▸ TASK DIRECTIONS
Gather every line from the entries below that includes "JSON".
____ INPUT MATERIAL
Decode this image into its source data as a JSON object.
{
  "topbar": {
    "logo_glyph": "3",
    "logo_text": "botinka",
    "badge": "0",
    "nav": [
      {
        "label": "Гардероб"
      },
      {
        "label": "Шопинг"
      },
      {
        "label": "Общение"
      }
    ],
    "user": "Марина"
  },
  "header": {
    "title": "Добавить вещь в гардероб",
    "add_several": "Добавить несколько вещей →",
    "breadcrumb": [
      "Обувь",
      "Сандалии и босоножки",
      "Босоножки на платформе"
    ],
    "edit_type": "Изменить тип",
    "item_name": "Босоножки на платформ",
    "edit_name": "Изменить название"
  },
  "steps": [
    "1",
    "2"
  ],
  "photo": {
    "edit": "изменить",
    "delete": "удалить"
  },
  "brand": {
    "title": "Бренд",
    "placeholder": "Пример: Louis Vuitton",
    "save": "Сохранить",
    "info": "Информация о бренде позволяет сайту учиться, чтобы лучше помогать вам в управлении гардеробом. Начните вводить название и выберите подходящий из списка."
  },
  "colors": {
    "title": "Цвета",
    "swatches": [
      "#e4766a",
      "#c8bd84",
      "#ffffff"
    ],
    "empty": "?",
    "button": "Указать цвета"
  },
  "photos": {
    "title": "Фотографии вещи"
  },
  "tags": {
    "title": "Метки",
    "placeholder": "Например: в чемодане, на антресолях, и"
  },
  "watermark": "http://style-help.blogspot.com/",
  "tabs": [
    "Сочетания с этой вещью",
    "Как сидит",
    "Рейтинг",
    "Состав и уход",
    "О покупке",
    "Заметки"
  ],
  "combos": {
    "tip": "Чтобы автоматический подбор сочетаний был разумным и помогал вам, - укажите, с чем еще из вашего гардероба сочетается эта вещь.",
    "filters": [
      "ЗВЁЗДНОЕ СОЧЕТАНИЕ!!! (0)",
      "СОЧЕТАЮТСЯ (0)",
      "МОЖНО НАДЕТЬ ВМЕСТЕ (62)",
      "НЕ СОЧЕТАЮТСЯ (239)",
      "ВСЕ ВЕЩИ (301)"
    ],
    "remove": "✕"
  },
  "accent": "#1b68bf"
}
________
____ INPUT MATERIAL
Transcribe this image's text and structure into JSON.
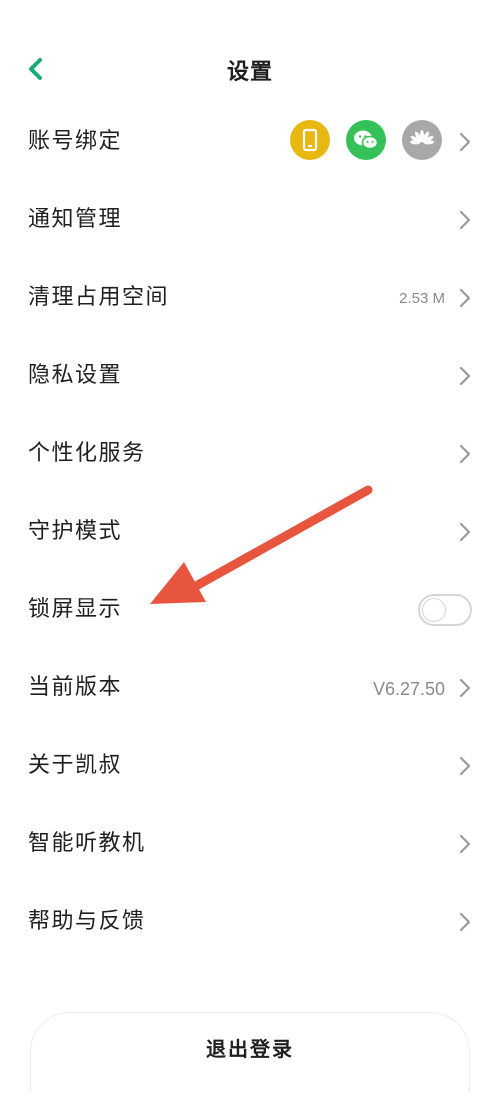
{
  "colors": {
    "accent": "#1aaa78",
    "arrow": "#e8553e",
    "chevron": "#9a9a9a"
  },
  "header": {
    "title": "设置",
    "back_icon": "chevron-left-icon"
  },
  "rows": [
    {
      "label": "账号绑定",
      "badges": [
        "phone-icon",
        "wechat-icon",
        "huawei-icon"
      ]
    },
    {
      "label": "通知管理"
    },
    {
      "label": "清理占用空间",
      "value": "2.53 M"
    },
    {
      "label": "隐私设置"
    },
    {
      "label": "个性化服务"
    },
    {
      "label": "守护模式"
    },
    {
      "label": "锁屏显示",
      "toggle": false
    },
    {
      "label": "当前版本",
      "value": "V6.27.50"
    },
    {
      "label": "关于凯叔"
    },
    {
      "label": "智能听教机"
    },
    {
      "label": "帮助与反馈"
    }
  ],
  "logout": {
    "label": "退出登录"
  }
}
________
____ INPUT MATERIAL
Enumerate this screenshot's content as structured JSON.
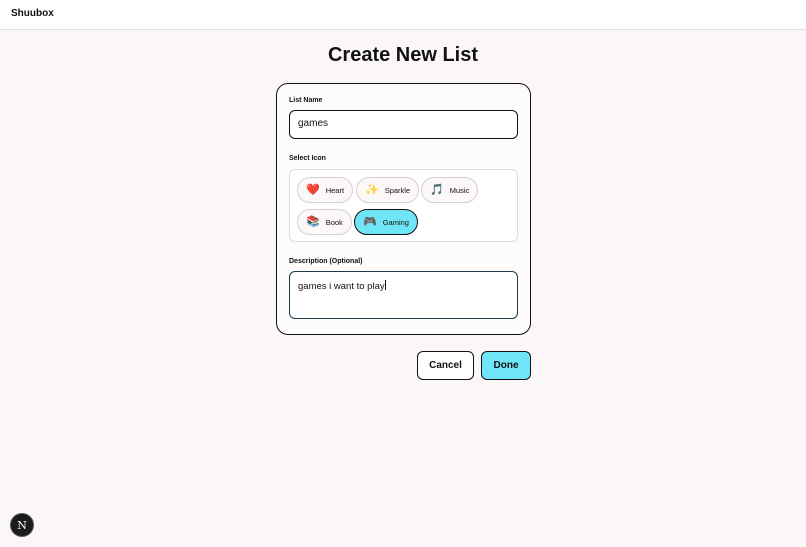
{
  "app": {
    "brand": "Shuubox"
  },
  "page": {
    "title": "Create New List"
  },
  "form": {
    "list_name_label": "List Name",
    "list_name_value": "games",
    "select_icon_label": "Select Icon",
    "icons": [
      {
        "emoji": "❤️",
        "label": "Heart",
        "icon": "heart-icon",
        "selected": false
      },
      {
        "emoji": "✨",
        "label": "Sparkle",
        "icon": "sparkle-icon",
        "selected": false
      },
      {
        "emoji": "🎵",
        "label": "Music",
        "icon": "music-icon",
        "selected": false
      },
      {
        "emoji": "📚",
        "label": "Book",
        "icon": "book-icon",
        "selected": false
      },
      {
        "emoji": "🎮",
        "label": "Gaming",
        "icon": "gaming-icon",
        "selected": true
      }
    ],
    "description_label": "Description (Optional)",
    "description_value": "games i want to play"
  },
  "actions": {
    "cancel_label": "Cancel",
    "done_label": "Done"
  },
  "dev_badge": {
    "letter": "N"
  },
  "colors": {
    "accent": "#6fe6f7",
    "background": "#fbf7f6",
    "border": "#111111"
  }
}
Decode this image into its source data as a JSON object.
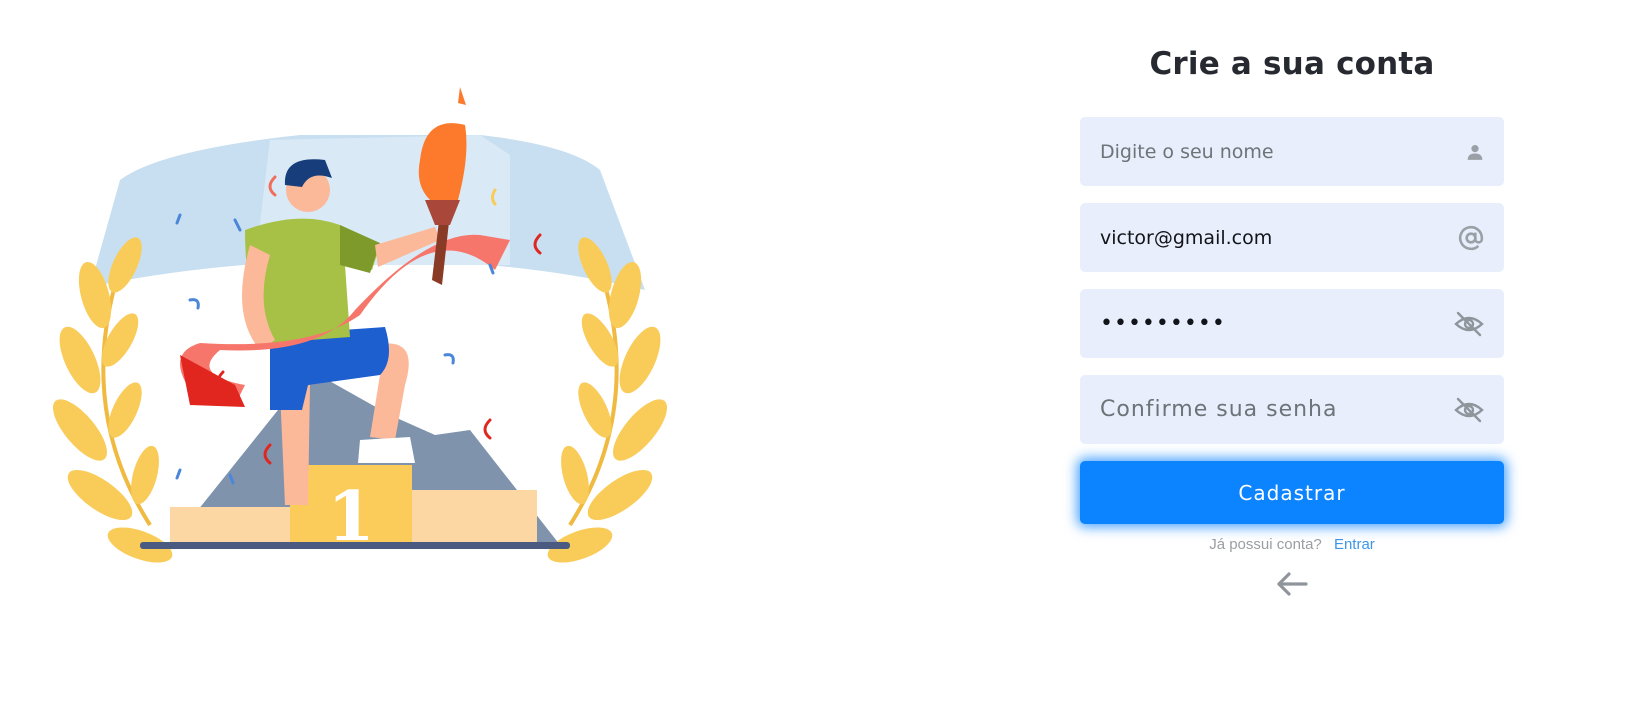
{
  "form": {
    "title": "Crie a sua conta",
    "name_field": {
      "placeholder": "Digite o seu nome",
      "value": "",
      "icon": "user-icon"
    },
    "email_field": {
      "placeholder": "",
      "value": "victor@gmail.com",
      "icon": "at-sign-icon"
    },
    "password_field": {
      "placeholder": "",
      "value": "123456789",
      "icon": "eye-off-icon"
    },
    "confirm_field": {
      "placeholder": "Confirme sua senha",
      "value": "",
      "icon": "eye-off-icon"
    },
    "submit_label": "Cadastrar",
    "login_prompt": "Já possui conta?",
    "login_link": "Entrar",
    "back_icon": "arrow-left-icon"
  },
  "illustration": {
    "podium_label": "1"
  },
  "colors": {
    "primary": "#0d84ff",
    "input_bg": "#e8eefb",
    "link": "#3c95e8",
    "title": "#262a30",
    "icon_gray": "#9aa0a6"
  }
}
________
▸ EXERCISE OUTPUT
Decode this image into its source data as a JSON object.
Transcribe this image's text and structure into JSON.
Enumerate this screenshot's content as structured JSON.
Decode this image into its source data as a JSON object.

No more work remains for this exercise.